Some of the training provided by mortgage employers doubles as a recruitment program to ensure a steady flow of young staff with the right skills.
“We like to think a number of our future advisers are already working for Quantum, graduating through roles, and so we train our junior staff the same way we train our seasoned advisers,” says Shepherd.
“They bring some pretty amazing ideas that us more seasoned campaigners perhaps overlook.”
“The attraction and retention of talent continues to be both a challenge and an opportunity”
Paul Bendall, First Mortgage Trust
Some mortgage employers voiced concerns about the difficulty of securing staff.
Shanks says the industry is going through a drought as a qualification requirement is introduced for advisers.
“We’re just going through a change now, which means there’s been a tightening in the market for advisers,” she says.
“There’s definitely a shortage of mortgage advisers in New Zealand.”
Firms are taking a range of steps to address the lack of applicants.
“The attraction and retention of talent continues to be both a challenge and an opportunity,” says Bendall.
FMT plans to assess its current induction and development framework and explore setting up a graduate program over the next 12 months.
The PwC Hopes and Fears Survey showed that Kiwi employers scored the lowest of 12 regions in the Asia-Pacific for efforts to upskill workers and increase wages, and second worst for both supporting worker well-being and enhancing work via technology.
This suggests that there is an opportunity to consider what the future of employment should look like, including for the mortgage industry.
Norris would like to see more collaboration between lenders and advisers to help drive the best possible client outcomes.
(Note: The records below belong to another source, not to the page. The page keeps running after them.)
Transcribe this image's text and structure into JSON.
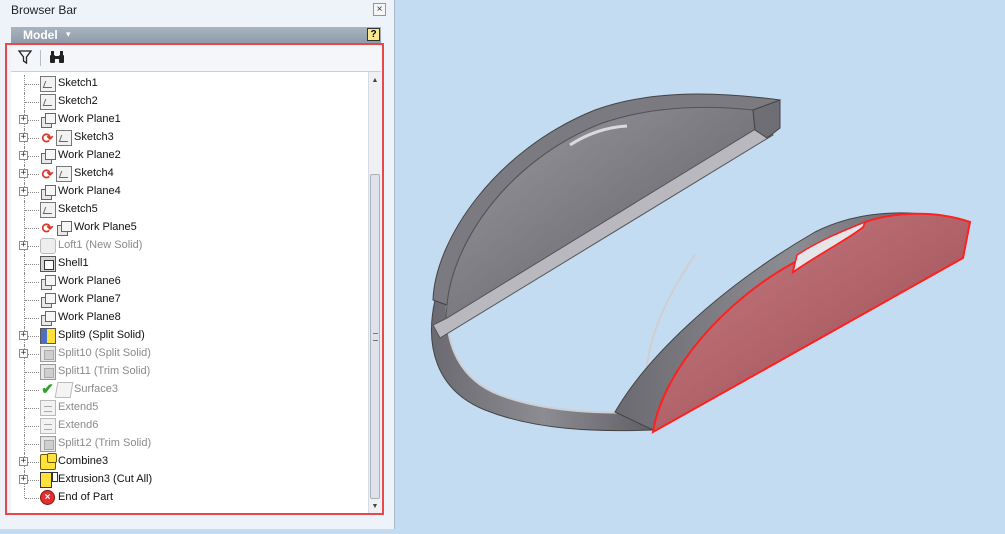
{
  "window": {
    "title": "Browser Bar",
    "close_symbol": "×"
  },
  "browser": {
    "model_label": "Model",
    "model_arrow": "▾",
    "help_symbol": "?",
    "toolbar": {
      "filter_icon": "filter-icon",
      "find_icon": "binoculars-icon"
    },
    "tree": [
      {
        "label": "Sketch1",
        "icon": "sketch-icon",
        "expander": "",
        "dim": false,
        "status": ""
      },
      {
        "label": "Sketch2",
        "icon": "sketch-icon",
        "expander": "",
        "dim": false,
        "status": ""
      },
      {
        "label": "Work Plane1",
        "icon": "work-plane-icon",
        "expander": "+",
        "dim": false,
        "status": ""
      },
      {
        "label": "Sketch3",
        "icon": "sketch-icon",
        "expander": "+",
        "dim": false,
        "status": "rebuild"
      },
      {
        "label": "Work Plane2",
        "icon": "work-plane-icon",
        "expander": "+",
        "dim": false,
        "status": ""
      },
      {
        "label": "Sketch4",
        "icon": "sketch-icon",
        "expander": "+",
        "dim": false,
        "status": "rebuild"
      },
      {
        "label": "Work Plane4",
        "icon": "work-plane-icon",
        "expander": "+",
        "dim": false,
        "status": ""
      },
      {
        "label": "Sketch5",
        "icon": "sketch-icon",
        "expander": "",
        "dim": false,
        "status": ""
      },
      {
        "label": "Work Plane5",
        "icon": "work-plane-icon",
        "expander": "",
        "dim": false,
        "status": "rebuild"
      },
      {
        "label": "Loft1 (New Solid)",
        "icon": "loft-icon",
        "expander": "+",
        "dim": true,
        "status": ""
      },
      {
        "label": "Shell1",
        "icon": "shell-icon",
        "expander": "",
        "dim": false,
        "status": ""
      },
      {
        "label": "Work Plane6",
        "icon": "work-plane-icon",
        "expander": "",
        "dim": false,
        "status": ""
      },
      {
        "label": "Work Plane7",
        "icon": "work-plane-icon",
        "expander": "",
        "dim": false,
        "status": ""
      },
      {
        "label": "Work Plane8",
        "icon": "work-plane-icon",
        "expander": "",
        "dim": false,
        "status": ""
      },
      {
        "label": "Split9 (Split Solid)",
        "icon": "split-solid-icon",
        "expander": "+",
        "dim": false,
        "status": ""
      },
      {
        "label": "Split10 (Split Solid)",
        "icon": "split-icon",
        "expander": "+",
        "dim": true,
        "status": ""
      },
      {
        "label": "Split11 (Trim Solid)",
        "icon": "split-icon",
        "expander": "",
        "dim": true,
        "status": ""
      },
      {
        "label": "Surface3",
        "icon": "surface-icon",
        "expander": "",
        "dim": true,
        "status": "check"
      },
      {
        "label": "Extend5",
        "icon": "extend-icon",
        "expander": "",
        "dim": true,
        "status": ""
      },
      {
        "label": "Extend6",
        "icon": "extend-icon",
        "expander": "",
        "dim": true,
        "status": ""
      },
      {
        "label": "Split12 (Trim Solid)",
        "icon": "split-icon",
        "expander": "",
        "dim": true,
        "status": ""
      },
      {
        "label": "Combine3",
        "icon": "combine-icon",
        "expander": "+",
        "dim": false,
        "status": ""
      },
      {
        "label": "Extrusion3 (Cut All)",
        "icon": "extrusion-icon",
        "expander": "+",
        "dim": false,
        "status": ""
      },
      {
        "label": "End of Part",
        "icon": "end-of-part-icon",
        "expander": "",
        "dim": false,
        "status": ""
      }
    ]
  },
  "viewport": {
    "background_color": "#c4dcf2",
    "body_color": "#8f8f95",
    "highlight_face_color": "#b15a62",
    "highlight_edge_color": "#ff2020"
  }
}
“Lenders and advisers rely heavily on each other and shouldn’t be seen as competition,” he says.
For now, employees in the mortgage industry will have to negotiate the economic uncertainty.
“Our industry can be relentless at times, and too often, we see people getting close to burnout,” says Norris.
“We’re focused on ensuring the team get that time to reset, stay healthy and come back even better.”
And Shanks feels it’s a prime time for more employers to attract workers into the mortgage industry. “It's a profession, not a sales position. I see it as people who see mortgage advising as a career pathway, and not just stop at mortgage advising, that expands into other forms of financial advice,” she says. “I see it as a vibrant industry going forward, which will be attractive to many people.”
- First Mortgage Trust
- Kris Pedersen Mortgages
- Loan Market Central
- Quantum Financial Advisers
The process of finding the best employers in the New Zealand mortgage industry took place over two phases. In July 2022, NZ Adviser invited companies with 10 or more employees to submit their details through a survey, which was open to businesses in the mortgage industry, including lenders, aggregators, brokerages, tech firms and others. The submission form asked for information on the company’s size, nature of business, and employee benefits such as medical and dental coverage, leave allowance, retirement plans, training schemes and wellness programs.
The second phase of the process asked the employees of the nominated companies to fill out their own anonymous survey and rate their satisfaction with key factors such as compensation, employee development, company culture and work environment. Employers had to receive at least 10 responses to qualify. Companies that achieved an overall satisfaction rating of 80% or higher were named Top Mortgage Employers. The results of the survey were compiled from 124 employee responses across the seven winning companies.